* **WORK INSTRUCTION**
Reproduce the entries in full, with no changes.

* **PROVIDED RECORDS**
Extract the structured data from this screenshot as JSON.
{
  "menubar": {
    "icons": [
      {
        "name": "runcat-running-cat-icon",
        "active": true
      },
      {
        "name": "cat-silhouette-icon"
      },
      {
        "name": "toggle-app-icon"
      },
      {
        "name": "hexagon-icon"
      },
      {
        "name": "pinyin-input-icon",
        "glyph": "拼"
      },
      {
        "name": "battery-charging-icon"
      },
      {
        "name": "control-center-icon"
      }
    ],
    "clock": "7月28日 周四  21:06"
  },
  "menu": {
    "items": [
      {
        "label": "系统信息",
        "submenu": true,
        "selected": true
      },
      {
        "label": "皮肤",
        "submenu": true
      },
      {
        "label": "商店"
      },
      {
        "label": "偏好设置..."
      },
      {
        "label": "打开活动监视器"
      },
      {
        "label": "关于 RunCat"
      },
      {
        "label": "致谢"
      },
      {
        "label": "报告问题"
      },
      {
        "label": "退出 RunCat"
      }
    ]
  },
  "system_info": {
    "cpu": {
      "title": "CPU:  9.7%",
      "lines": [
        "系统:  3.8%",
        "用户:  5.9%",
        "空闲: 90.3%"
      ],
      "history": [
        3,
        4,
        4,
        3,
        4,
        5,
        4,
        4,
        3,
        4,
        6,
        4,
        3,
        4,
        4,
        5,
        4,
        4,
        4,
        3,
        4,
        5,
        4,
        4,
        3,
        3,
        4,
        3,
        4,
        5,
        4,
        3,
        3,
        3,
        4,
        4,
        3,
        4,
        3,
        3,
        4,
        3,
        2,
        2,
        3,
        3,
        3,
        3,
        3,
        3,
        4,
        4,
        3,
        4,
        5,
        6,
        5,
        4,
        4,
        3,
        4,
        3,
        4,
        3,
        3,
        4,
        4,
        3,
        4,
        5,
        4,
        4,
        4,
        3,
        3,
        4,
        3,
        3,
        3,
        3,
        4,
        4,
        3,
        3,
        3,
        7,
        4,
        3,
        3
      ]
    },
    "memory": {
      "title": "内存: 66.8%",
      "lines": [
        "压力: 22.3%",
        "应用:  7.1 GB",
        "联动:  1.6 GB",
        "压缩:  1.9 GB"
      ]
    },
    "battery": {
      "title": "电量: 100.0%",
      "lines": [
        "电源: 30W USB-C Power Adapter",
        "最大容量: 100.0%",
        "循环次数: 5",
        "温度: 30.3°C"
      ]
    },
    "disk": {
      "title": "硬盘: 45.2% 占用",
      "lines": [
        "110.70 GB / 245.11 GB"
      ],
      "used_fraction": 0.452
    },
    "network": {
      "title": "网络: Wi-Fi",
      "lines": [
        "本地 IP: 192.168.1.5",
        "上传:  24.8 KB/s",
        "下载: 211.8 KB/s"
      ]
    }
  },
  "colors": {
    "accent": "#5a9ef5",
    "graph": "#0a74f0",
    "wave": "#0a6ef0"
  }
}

* **ANSWER BELOW**
Extract the structured data from this screenshot as JSON.
{
  "menubar": {
    "icons": [
      {
        "name": "runcat-running-cat-icon",
        "active": true
      },
      {
        "name": "cat-silhouette-icon"
      },
      {
        "name": "toggle-app-icon"
      },
      {
        "name": "hexagon-icon"
      },
      {
        "name": "pinyin-input-icon",
        "glyph": "拼"
      },
      {
        "name": "battery-charging-icon"
      },
      {
        "name": "control-center-icon"
      }
    ],
    "clock": "7月28日 周四  21:06"
  },
  "menu": {
    "items": [
      {
        "label": "系统信息",
        "submenu": true,
        "selected": true
      },
      {
        "label": "皮肤",
        "submenu": true
      },
      {
        "label": "商店"
      },
      {
        "label": "偏好设置..."
      },
      {
        "label": "打开活动监视器"
      },
      {
        "label": "关于 RunCat"
      },
      {
        "label": "致谢"
      },
      {
        "label": "报告问题"
      },
      {
        "label": "退出 RunCat"
      }
    ]
  },
  "system_info": {
    "cpu": {
      "title": "CPU:  9.7%",
      "lines": [
        "系统:  3.8%",
        "用户:  5.9%",
        "空闲: 90.3%"
      ],
      "history": [
        3,
        4,
        4,
        3,
        4,
        5,
        4,
        4,
        3,
        4,
        6,
        4,
        3,
        4,
        4,
        5,
        4,
        4,
        4,
        3,
        4,
        5,
        4,
        4,
        3,
        3,
        4,
        3,
        4,
        5,
        4,
        3,
        3,
        3,
        4,
        4,
        3,
        4,
        3,
        3,
        4,
        3,
        2,
        2,
        3,
        3,
        3,
        3,
        3,
        3,
        4,
        4,
        3,
        4,
        5,
        6,
        5,
        4,
        4,
        3,
        4,
        3,
        4,
        3,
        3,
        4,
        4,
        3,
        4,
        5,
        4,
        4,
        4,
        3,
        3,
        4,
        3,
        3,
        3,
        3,
        4,
        4,
        3,
        3,
        3,
        7,
        4,
        3,
        3
      ]
    },
    "memory": {
      "title": "内存: 66.8%",
      "lines": [
        "压力: 22.3%",
        "应用:  7.1 GB",
        "联动:  1.6 GB",
        "压缩:  1.9 GB"
      ]
    },
    "battery": {
      "title": "电量: 100.0%",
      "lines": [
        "电源: 30W USB-C Power Adapter",
        "最大容量: 100.0%",
        "循环次数: 5",
        "温度: 30.3°C"
      ]
    },
    "disk": {
      "title": "硬盘: 45.2% 占用",
      "lines": [
        "110.70 GB / 245.11 GB"
      ],
      "used_fraction": 0.452
    },
    "network": {
      "title": "网络: Wi-Fi",
      "lines": [
        "本地 IP: 192.168.1.5",
        "上传:  24.8 KB/s",
        "下载: 211.8 KB/s"
      ]
    }
  },
  "colors": {
    "accent": "#5a9ef5",
    "graph": "#0a74f0",
    "wave": "#0a6ef0"
  }
}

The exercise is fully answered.